■ Your instructions
No pictures belong in the answer. Repeat all the entries exactly.

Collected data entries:
■ ■ ■ ■ ■ ■ ■

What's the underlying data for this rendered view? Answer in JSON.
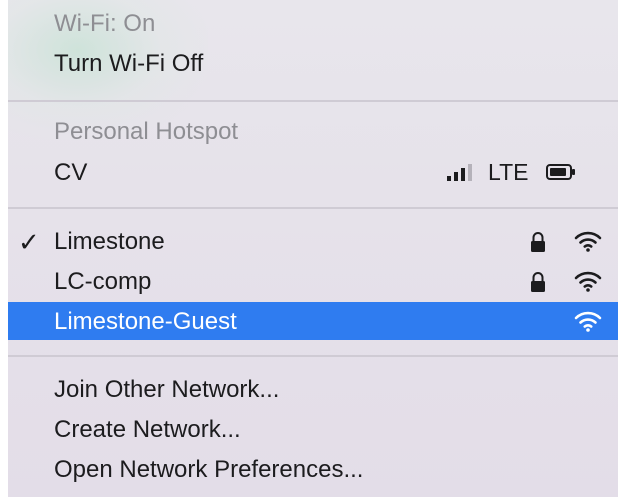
{
  "menu": {
    "wifi_status": "Wi-Fi: On",
    "turn_off": "Turn Wi-Fi Off",
    "hotspot_header": "Personal Hotspot",
    "hotspot_device": {
      "name": "CV",
      "network_type": "LTE",
      "icons": [
        "cellular-signal-icon",
        "battery-icon"
      ]
    },
    "networks": [
      {
        "name": "Limestone",
        "connected": true,
        "secured": true,
        "icon": "wifi-icon"
      },
      {
        "name": "LC-comp",
        "connected": false,
        "secured": true,
        "icon": "wifi-icon"
      },
      {
        "name": "Limestone-Guest",
        "connected": false,
        "secured": false,
        "highlighted": true,
        "icon": "wifi-icon"
      }
    ],
    "checkmark": "✓",
    "actions": [
      {
        "label": "Join Other Network..."
      },
      {
        "label": "Create Network..."
      },
      {
        "label": "Open Network Preferences..."
      }
    ]
  },
  "colors": {
    "highlight": "#2f7cf0",
    "text": "#1c1c1e",
    "dim_text": "#8e8e93"
  }
}
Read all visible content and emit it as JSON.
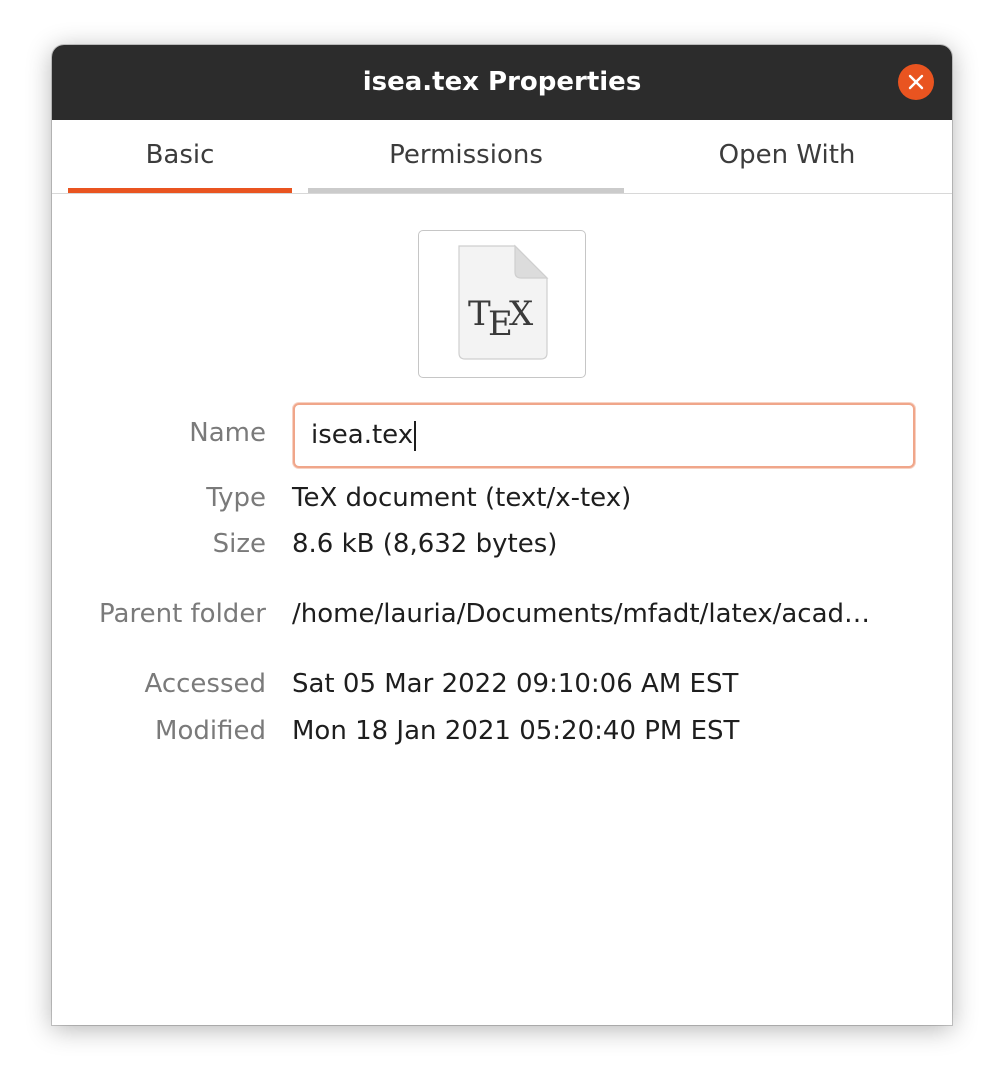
{
  "window": {
    "title": "isea.tex Properties"
  },
  "tabs": [
    {
      "label": "Basic",
      "active": true
    },
    {
      "label": "Permissions",
      "active": false
    },
    {
      "label": "Open With",
      "active": false
    }
  ],
  "file_icon": {
    "name": "tex-file-icon",
    "glyph": "TEX"
  },
  "properties": {
    "name_label": "Name",
    "name_value": "isea.tex",
    "type_label": "Type",
    "type_value": "TeX document (text/x-tex)",
    "size_label": "Size",
    "size_value": "8.6 kB (8,632 bytes)",
    "parent_label": "Parent folder",
    "parent_value": "/home/lauria/Documents/mfadt/latex/acad…",
    "accessed_label": "Accessed",
    "accessed_value": "Sat 05 Mar 2022 09:10:06 AM EST",
    "modified_label": "Modified",
    "modified_value": "Mon 18 Jan 2021 05:20:40 PM EST"
  },
  "colors": {
    "accent": "#e95420",
    "titlebar": "#2c2c2c",
    "focus_border": "#f0a68a"
  }
}
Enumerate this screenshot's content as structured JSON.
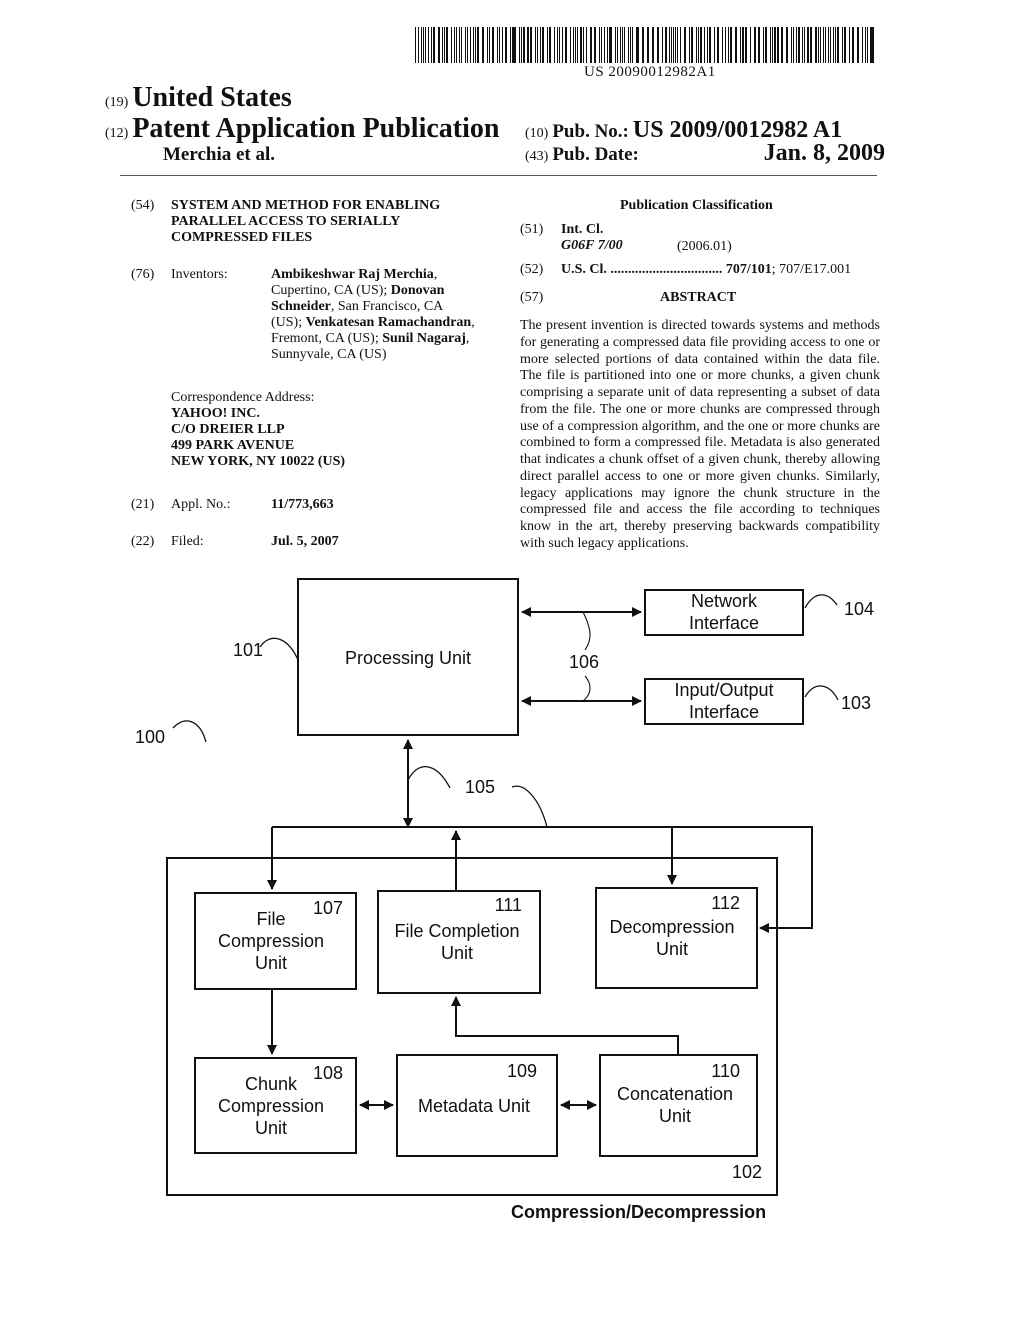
{
  "header": {
    "barcode_text": "US 20090012982A1",
    "country_code": "(19)",
    "country": "United States",
    "type_code": "(12)",
    "type": "Patent Application Publication",
    "authors": "Merchia et al.",
    "pub_no_code": "(10)",
    "pub_no_label": "Pub. No.:",
    "pub_no": "US 2009/0012982 A1",
    "pub_date_code": "(43)",
    "pub_date_label": "Pub. Date:",
    "pub_date": "Jan. 8, 2009"
  },
  "left": {
    "title_code": "(54)",
    "title_lines": [
      "SYSTEM AND METHOD FOR ENABLING",
      "PARALLEL ACCESS TO SERIALLY",
      "COMPRESSED FILES"
    ],
    "inventors_code": "(76)",
    "inventors_label": "Inventors:",
    "inventors_lines": [
      [
        {
          "t": "Ambikeshwar Raj Merchia",
          "b": true
        },
        {
          "t": ",",
          "b": false
        }
      ],
      [
        {
          "t": "Cupertino, CA (US); ",
          "b": false
        },
        {
          "t": "Donovan",
          "b": true
        }
      ],
      [
        {
          "t": "Schneider",
          "b": true
        },
        {
          "t": ", San Francisco, CA",
          "b": false
        }
      ],
      [
        {
          "t": "(US); ",
          "b": false
        },
        {
          "t": "Venkatesan Ramachandran",
          "b": true
        },
        {
          "t": ",",
          "b": false
        }
      ],
      [
        {
          "t": "Fremont, CA (US); ",
          "b": false
        },
        {
          "t": "Sunil Nagaraj",
          "b": true
        },
        {
          "t": ",",
          "b": false
        }
      ],
      [
        {
          "t": "Sunnyvale, CA (US)",
          "b": false
        }
      ]
    ],
    "correspondence_label": "Correspondence Address:",
    "correspondence_lines": [
      "YAHOO! INC.",
      "C/O DREIER LLP",
      "499 PARK AVENUE",
      "NEW YORK, NY 10022 (US)"
    ],
    "appl_code": "(21)",
    "appl_label": "Appl. No.:",
    "appl_no": "11/773,663",
    "filed_code": "(22)",
    "filed_label": "Filed:",
    "filed": "Jul. 5, 2007"
  },
  "right": {
    "classification_heading": "Publication Classification",
    "int_cl_code": "(51)",
    "int_cl_label": "Int. Cl.",
    "int_cl_value": "G06F 7/00",
    "int_cl_version": "(2006.01)",
    "us_cl_code": "(52)",
    "us_cl_label": "U.S. Cl. ................................",
    "us_cl_primary": "707/101",
    "us_cl_secondary": "; 707/E17.001",
    "abstract_code": "(57)",
    "abstract_heading": "ABSTRACT",
    "abstract_text": "The present invention is directed towards systems and methods for generating a compressed data file providing access to one or more selected portions of data contained within the data file. The file is partitioned into one or more chunks, a given chunk comprising a separate unit of data representing a subset of data from the file. The one or more chunks are compressed through use of a compression algorithm, and the one or more chunks are combined to form a compressed file. Metadata is also generated that indicates a chunk offset of a given chunk, thereby allowing direct parallel access to one or more given chunks. Similarly, legacy applications may ignore the chunk structure in the compressed file and access the file according to techniques know in the art, thereby preserving backwards compatibility with such legacy applications."
  },
  "diagram": {
    "system_ref": "100",
    "processing_unit": {
      "label": "Processing Unit",
      "ref": "101"
    },
    "network_interface": {
      "lines": [
        "Network",
        "Interface"
      ],
      "ref": "104"
    },
    "io_interface": {
      "lines": [
        "Input/Output",
        "Interface"
      ],
      "ref": "103"
    },
    "link_ref": "106",
    "bus_ref": "105",
    "module_ref": "102",
    "module_caption": "Compression/Decompression",
    "file_compression": {
      "lines": [
        "File",
        "Compression",
        "Unit"
      ],
      "ref": "107"
    },
    "file_completion": {
      "lines": [
        "File Completion",
        "Unit"
      ],
      "ref": "111"
    },
    "decompression": {
      "lines": [
        "Decompression",
        "Unit"
      ],
      "ref": "112"
    },
    "chunk_compression": {
      "lines": [
        "Chunk",
        "Compression",
        "Unit"
      ],
      "ref": "108"
    },
    "metadata": {
      "lines": [
        "Metadata Unit"
      ],
      "ref": "109"
    },
    "concatenation": {
      "lines": [
        "Concatenation",
        "Unit"
      ],
      "ref": "110"
    }
  }
}
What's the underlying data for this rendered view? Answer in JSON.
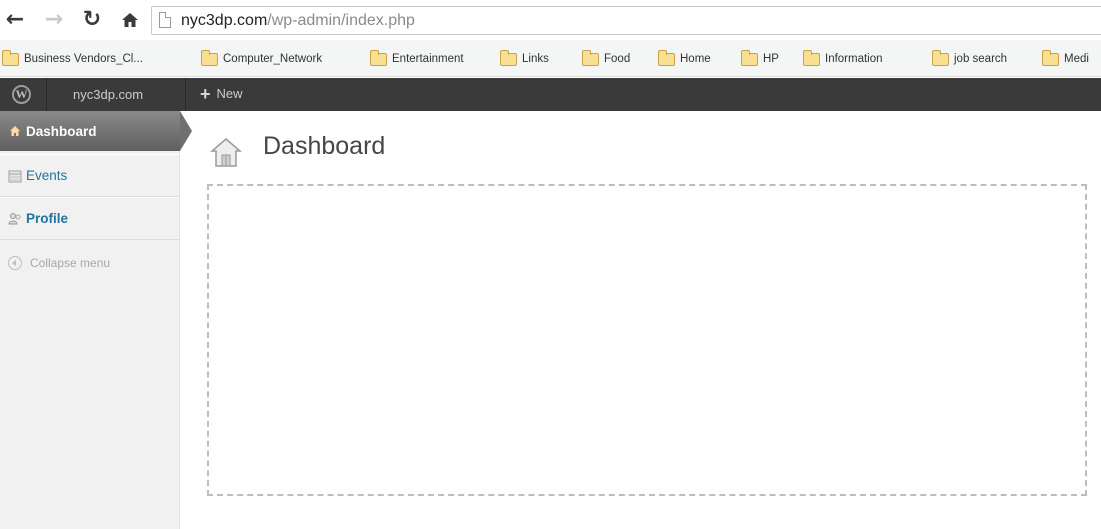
{
  "browser": {
    "url_host": "nyc3dp.com",
    "url_path": "/wp-admin/index.php",
    "bookmarks": [
      "Business Vendors_Cl...",
      "Computer_Network",
      "Entertainment",
      "Links",
      "Food",
      "Home",
      "HP",
      "Information",
      "job search",
      "Medi"
    ]
  },
  "adminbar": {
    "site_name": "nyc3dp.com",
    "new_label": "New"
  },
  "sidebar": {
    "items": [
      {
        "label": "Dashboard",
        "icon": "home-icon",
        "current": true
      },
      {
        "label": "Events",
        "icon": "calendar-icon"
      },
      {
        "label": "Profile",
        "icon": "users-icon"
      }
    ],
    "collapse_label": "Collapse menu"
  },
  "main": {
    "title": "Dashboard",
    "title_icon": "home-icon"
  },
  "colors": {
    "adminbar_bg": "#3a3a3a",
    "link": "#21759b",
    "sidebar_bg": "#f1f1f1"
  }
}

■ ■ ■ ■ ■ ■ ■

■ Task output
What's the underlying data for this rendered view? Answer in JSON.
{
  "menu": {
    "wifi_status": "Wi-Fi: On",
    "turn_off": "Turn Wi-Fi Off",
    "hotspot_header": "Personal Hotspot",
    "hotspot_device": {
      "name": "CV",
      "network_type": "LTE",
      "icons": [
        "cellular-signal-icon",
        "battery-icon"
      ]
    },
    "networks": [
      {
        "name": "Limestone",
        "connected": true,
        "secured": true,
        "icon": "wifi-icon"
      },
      {
        "name": "LC-comp",
        "connected": false,
        "secured": true,
        "icon": "wifi-icon"
      },
      {
        "name": "Limestone-Guest",
        "connected": false,
        "secured": false,
        "highlighted": true,
        "icon": "wifi-icon"
      }
    ],
    "checkmark": "✓",
    "actions": [
      {
        "label": "Join Other Network..."
      },
      {
        "label": "Create Network..."
      },
      {
        "label": "Open Network Preferences..."
      }
    ]
  },
  "colors": {
    "highlight": "#2f7cf0",
    "text": "#1c1c1e",
    "dim_text": "#8e8e93"
  }
}
Read all visible content and emit it as JSON.
{
  "window": {
    "title": "isea.tex Properties"
  },
  "tabs": [
    {
      "label": "Basic",
      "active": true
    },
    {
      "label": "Permissions",
      "active": false
    },
    {
      "label": "Open With",
      "active": false
    }
  ],
  "file_icon": {
    "name": "tex-file-icon",
    "glyph": "TEX"
  },
  "properties": {
    "name_label": "Name",
    "name_value": "isea.tex",
    "type_label": "Type",
    "type_value": "TeX document (text/x-tex)",
    "size_label": "Size",
    "size_value": "8.6 kB (8,632 bytes)",
    "parent_label": "Parent folder",
    "parent_value": "/home/lauria/Documents/mfadt/latex/acad…",
    "accessed_label": "Accessed",
    "accessed_value": "Sat 05 Mar 2022 09:10:06 AM EST",
    "modified_label": "Modified",
    "modified_value": "Mon 18 Jan 2021 05:20:40 PM EST"
  },
  "colors": {
    "accent": "#e95420",
    "titlebar": "#2c2c2c",
    "focus_border": "#f0a68a"
  }
}
Enumerate this screenshot's content as structured JSON.
{
  "header": {
    "barcode_text": "US 20090012982A1",
    "country_code": "(19)",
    "country": "United States",
    "type_code": "(12)",
    "type": "Patent Application Publication",
    "authors": "Merchia et al.",
    "pub_no_code": "(10)",
    "pub_no_label": "Pub. No.:",
    "pub_no": "US 2009/0012982 A1",
    "pub_date_code": "(43)",
    "pub_date_label": "Pub. Date:",
    "pub_date": "Jan. 8, 2009"
  },
  "left": {
    "title_code": "(54)",
    "title_lines": [
      "SYSTEM AND METHOD FOR ENABLING",
      "PARALLEL ACCESS TO SERIALLY",
      "COMPRESSED FILES"
    ],
    "inventors_code": "(76)",
    "inventors_label": "Inventors:",
    "inventors_lines": [
      [
        {
          "t": "Ambikeshwar Raj Merchia",
          "b": true
        },
        {
          "t": ",",
          "b": false
        }
      ],
      [
        {
          "t": "Cupertino, CA (US); ",
          "b": false
        },
        {
          "t": "Donovan",
          "b": true
        }
      ],
      [
        {
          "t": "Schneider",
          "b": true
        },
        {
          "t": ", San Francisco, CA",
          "b": false
        }
      ],
      [
        {
          "t": "(US); ",
          "b": false
        },
        {
          "t": "Venkatesan Ramachandran",
          "b": true
        },
        {
          "t": ",",
          "b": false
        }
      ],
      [
        {
          "t": "Fremont, CA (US); ",
          "b": false
        },
        {
          "t": "Sunil Nagaraj",
          "b": true
        },
        {
          "t": ",",
          "b": false
        }
      ],
      [
        {
          "t": "Sunnyvale, CA (US)",
          "b": false
        }
      ]
    ],
    "correspondence_label": "Correspondence Address:",
    "correspondence_lines": [
      "YAHOO! INC.",
      "C/O DREIER LLP",
      "499 PARK AVENUE",
      "NEW YORK, NY 10022 (US)"
    ],
    "appl_code": "(21)",
    "appl_label": "Appl. No.:",
    "appl_no": "11/773,663",
    "filed_code": "(22)",
    "filed_label": "Filed:",
    "filed": "Jul. 5, 2007"
  },
  "right": {
    "classification_heading": "Publication Classification",
    "int_cl_code": "(51)",
    "int_cl_label": "Int. Cl.",
    "int_cl_value": "G06F 7/00",
    "int_cl_version": "(2006.01)",
    "us_cl_code": "(52)",
    "us_cl_label": "U.S. Cl. ................................",
    "us_cl_primary": "707/101",
    "us_cl_secondary": "; 707/E17.001",
    "abstract_code": "(57)",
    "abstract_heading": "ABSTRACT",
    "abstract_text": "The present invention is directed towards systems and methods for generating a compressed data file providing access to one or more selected portions of data contained within the data file. The file is partitioned into one or more chunks, a given chunk comprising a separate unit of data representing a subset of data from the file. The one or more chunks are compressed through use of a compression algorithm, and the one or more chunks are combined to form a compressed file. Metadata is also generated that indicates a chunk offset of a given chunk, thereby allowing direct parallel access to one or more given chunks. Similarly, legacy applications may ignore the chunk structure in the compressed file and access the file according to techniques know in the art, thereby preserving backwards compatibility with such legacy applications."
  },
  "diagram": {
    "system_ref": "100",
    "processing_unit": {
      "label": "Processing Unit",
      "ref": "101"
    },
    "network_interface": {
      "lines": [
        "Network",
        "Interface"
      ],
      "ref": "104"
    },
    "io_interface": {
      "lines": [
        "Input/Output",
        "Interface"
      ],
      "ref": "103"
    },
    "link_ref": "106",
    "bus_ref": "105",
    "module_ref": "102",
    "module_caption": "Compression/Decompression",
    "file_compression": {
      "lines": [
        "File",
        "Compression",
        "Unit"
      ],
      "ref": "107"
    },
    "file_completion": {
      "lines": [
        "File Completion",
        "Unit"
      ],
      "ref": "111"
    },
    "decompression": {
      "lines": [
        "Decompression",
        "Unit"
      ],
      "ref": "112"
    },
    "chunk_compression": {
      "lines": [
        "Chunk",
        "Compression",
        "Unit"
      ],
      "ref": "108"
    },
    "metadata": {
      "lines": [
        "Metadata Unit"
      ],
      "ref": "109"
    },
    "concatenation": {
      "lines": [
        "Concatenation",
        "Unit"
      ],
      "ref": "110"
    }
  }
}
What's the underlying data for this rendered view? Answer in JSON.
{
  "browser": {
    "url_host": "nyc3dp.com",
    "url_path": "/wp-admin/index.php",
    "bookmarks": [
      "Business Vendors_Cl...",
      "Computer_Network",
      "Entertainment",
      "Links",
      "Food",
      "Home",
      "HP",
      "Information",
      "job search",
      "Medi"
    ]
  },
  "adminbar": {
    "site_name": "nyc3dp.com",
    "new_label": "New"
  },
  "sidebar": {
    "items": [
      {
        "label": "Dashboard",
        "icon": "home-icon",
        "current": true
      },
      {
        "label": "Events",
        "icon": "calendar-icon"
      },
      {
        "label": "Profile",
        "icon": "users-icon"
      }
    ],
    "collapse_label": "Collapse menu"
  },
  "main": {
    "title": "Dashboard",
    "title_icon": "home-icon"
  },
  "colors": {
    "adminbar_bg": "#3a3a3a",
    "link": "#21759b",
    "sidebar_bg": "#f1f1f1"
  }
}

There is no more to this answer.